ENTRIES SHOWN section start

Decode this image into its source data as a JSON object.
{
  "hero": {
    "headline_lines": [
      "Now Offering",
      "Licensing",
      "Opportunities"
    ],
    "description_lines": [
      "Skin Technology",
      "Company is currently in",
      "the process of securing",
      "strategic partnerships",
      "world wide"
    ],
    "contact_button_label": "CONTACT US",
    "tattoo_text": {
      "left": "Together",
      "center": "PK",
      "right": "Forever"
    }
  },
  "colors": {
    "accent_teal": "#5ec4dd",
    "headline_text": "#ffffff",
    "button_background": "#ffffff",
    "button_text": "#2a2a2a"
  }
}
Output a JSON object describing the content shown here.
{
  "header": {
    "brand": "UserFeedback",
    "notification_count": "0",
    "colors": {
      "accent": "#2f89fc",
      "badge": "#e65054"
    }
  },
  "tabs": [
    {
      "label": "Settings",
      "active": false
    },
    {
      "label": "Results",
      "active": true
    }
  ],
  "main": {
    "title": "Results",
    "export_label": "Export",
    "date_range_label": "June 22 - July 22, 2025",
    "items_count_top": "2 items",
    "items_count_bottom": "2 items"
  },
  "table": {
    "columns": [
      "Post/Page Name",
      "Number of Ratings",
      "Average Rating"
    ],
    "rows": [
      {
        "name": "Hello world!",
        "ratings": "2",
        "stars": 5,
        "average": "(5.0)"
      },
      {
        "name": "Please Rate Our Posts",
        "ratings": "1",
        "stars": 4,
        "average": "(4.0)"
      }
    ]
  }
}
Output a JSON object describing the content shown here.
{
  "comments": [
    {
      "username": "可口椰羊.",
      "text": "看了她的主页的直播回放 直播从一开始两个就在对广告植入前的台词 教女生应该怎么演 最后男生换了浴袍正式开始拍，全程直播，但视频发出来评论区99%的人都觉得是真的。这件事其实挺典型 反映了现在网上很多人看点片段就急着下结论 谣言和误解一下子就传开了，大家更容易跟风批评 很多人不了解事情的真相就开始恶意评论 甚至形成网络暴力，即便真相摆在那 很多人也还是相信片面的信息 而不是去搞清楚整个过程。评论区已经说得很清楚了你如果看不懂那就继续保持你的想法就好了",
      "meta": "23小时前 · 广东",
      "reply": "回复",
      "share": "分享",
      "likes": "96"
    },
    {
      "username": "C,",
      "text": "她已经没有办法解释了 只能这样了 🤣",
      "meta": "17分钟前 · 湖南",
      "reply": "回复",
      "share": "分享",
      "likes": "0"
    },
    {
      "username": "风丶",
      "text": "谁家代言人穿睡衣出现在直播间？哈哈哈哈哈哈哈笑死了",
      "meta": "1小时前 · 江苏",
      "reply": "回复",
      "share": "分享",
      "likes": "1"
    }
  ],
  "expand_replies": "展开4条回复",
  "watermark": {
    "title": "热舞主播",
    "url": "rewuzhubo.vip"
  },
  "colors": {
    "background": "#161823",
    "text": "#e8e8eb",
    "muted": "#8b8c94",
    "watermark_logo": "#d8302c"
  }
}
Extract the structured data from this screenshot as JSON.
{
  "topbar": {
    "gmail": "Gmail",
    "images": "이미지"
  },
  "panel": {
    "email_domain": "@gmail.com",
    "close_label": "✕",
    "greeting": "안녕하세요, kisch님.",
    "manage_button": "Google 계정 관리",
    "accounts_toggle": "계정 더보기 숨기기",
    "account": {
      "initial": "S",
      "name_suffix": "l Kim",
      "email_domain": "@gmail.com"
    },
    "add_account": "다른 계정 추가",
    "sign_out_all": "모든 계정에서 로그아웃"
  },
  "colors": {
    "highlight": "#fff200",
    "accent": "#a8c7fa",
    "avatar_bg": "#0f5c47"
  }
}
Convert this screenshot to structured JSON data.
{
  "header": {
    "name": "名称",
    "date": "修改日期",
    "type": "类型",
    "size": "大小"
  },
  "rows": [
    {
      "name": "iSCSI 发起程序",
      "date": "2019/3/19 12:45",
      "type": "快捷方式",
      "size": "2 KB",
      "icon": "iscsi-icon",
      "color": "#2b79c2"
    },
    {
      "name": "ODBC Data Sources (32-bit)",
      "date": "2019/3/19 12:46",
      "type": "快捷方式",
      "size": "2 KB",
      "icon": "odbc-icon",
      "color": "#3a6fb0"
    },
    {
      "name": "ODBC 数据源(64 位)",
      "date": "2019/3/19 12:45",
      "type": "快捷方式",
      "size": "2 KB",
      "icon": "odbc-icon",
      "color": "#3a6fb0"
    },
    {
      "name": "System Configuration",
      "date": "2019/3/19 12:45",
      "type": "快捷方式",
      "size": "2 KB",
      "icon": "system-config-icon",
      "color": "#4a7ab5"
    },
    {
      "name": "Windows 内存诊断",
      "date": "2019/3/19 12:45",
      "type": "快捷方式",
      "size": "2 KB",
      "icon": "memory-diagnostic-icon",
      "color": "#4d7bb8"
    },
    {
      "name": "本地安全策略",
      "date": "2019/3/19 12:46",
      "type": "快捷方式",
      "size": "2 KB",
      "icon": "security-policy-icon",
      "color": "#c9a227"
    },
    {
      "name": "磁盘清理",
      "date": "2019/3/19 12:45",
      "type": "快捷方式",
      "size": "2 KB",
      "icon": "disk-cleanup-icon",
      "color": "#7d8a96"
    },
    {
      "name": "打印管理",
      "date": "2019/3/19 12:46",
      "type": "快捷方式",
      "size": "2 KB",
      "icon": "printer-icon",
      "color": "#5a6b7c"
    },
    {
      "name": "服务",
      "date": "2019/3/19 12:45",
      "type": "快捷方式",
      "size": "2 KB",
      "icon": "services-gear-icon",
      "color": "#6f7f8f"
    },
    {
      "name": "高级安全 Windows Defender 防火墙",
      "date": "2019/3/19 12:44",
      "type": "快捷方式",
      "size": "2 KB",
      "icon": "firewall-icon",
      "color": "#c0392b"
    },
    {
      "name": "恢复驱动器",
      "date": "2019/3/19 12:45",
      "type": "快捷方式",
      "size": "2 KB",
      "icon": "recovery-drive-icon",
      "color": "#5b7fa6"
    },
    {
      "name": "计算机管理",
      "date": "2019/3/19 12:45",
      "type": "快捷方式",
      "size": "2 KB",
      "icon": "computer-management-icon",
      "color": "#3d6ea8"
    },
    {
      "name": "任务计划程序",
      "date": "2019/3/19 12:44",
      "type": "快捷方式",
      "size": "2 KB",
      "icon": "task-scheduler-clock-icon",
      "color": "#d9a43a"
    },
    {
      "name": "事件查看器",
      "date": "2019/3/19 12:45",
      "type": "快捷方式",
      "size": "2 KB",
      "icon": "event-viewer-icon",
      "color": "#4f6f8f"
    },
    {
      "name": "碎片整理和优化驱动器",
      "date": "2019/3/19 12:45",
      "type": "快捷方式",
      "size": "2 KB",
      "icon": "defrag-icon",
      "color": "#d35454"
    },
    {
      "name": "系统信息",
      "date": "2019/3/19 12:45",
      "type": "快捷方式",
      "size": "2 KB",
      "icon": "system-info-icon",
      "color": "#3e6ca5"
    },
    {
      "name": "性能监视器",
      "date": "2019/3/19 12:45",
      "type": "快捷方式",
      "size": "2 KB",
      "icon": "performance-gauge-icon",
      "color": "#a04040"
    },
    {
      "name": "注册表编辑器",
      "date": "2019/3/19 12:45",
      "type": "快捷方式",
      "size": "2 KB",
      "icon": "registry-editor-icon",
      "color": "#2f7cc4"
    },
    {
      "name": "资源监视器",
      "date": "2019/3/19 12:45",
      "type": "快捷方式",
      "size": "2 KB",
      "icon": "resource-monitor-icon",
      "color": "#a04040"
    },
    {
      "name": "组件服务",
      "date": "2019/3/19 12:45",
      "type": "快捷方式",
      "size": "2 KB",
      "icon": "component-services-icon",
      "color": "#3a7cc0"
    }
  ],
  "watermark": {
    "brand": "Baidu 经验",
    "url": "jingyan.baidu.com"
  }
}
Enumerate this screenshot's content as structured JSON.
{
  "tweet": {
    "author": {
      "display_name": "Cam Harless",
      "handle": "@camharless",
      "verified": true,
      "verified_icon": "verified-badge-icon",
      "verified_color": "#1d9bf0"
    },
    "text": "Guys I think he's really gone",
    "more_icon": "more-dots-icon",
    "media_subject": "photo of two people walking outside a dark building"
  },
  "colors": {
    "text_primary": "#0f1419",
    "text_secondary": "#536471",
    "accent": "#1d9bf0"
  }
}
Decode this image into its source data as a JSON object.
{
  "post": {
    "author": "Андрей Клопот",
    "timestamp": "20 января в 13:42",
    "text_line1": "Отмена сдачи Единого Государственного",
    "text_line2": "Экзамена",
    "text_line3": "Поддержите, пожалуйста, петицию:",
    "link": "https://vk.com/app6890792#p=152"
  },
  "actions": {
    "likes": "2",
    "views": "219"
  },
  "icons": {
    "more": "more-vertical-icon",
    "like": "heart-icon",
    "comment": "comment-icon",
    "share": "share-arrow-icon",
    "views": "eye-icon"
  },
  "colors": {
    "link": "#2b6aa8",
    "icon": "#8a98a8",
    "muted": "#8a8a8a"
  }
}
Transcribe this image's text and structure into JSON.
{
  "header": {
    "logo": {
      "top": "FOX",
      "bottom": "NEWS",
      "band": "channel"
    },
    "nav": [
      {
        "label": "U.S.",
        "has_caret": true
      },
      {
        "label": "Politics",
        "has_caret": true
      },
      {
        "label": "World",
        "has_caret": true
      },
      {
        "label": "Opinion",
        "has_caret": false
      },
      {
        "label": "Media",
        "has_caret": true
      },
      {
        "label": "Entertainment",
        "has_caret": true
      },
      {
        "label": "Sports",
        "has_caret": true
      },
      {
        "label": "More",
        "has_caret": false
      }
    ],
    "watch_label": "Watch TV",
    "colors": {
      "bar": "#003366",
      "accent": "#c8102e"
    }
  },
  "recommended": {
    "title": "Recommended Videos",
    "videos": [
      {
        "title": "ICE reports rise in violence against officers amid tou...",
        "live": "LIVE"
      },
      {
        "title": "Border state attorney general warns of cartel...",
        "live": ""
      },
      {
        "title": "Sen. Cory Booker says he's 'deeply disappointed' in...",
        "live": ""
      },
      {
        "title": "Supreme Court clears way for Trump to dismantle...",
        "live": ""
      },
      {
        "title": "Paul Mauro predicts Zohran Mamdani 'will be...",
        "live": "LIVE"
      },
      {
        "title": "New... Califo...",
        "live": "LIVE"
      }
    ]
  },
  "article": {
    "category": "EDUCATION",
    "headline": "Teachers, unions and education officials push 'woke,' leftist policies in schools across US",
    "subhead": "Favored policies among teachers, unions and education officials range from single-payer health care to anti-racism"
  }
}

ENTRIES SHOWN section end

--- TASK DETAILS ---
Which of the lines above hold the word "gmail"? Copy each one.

--- ANSWER TO THE PROBLEM ---
    "gmail": "Gmail",
    "email_domain": "@gmail.com",
      "email_domain": "@gmail.com"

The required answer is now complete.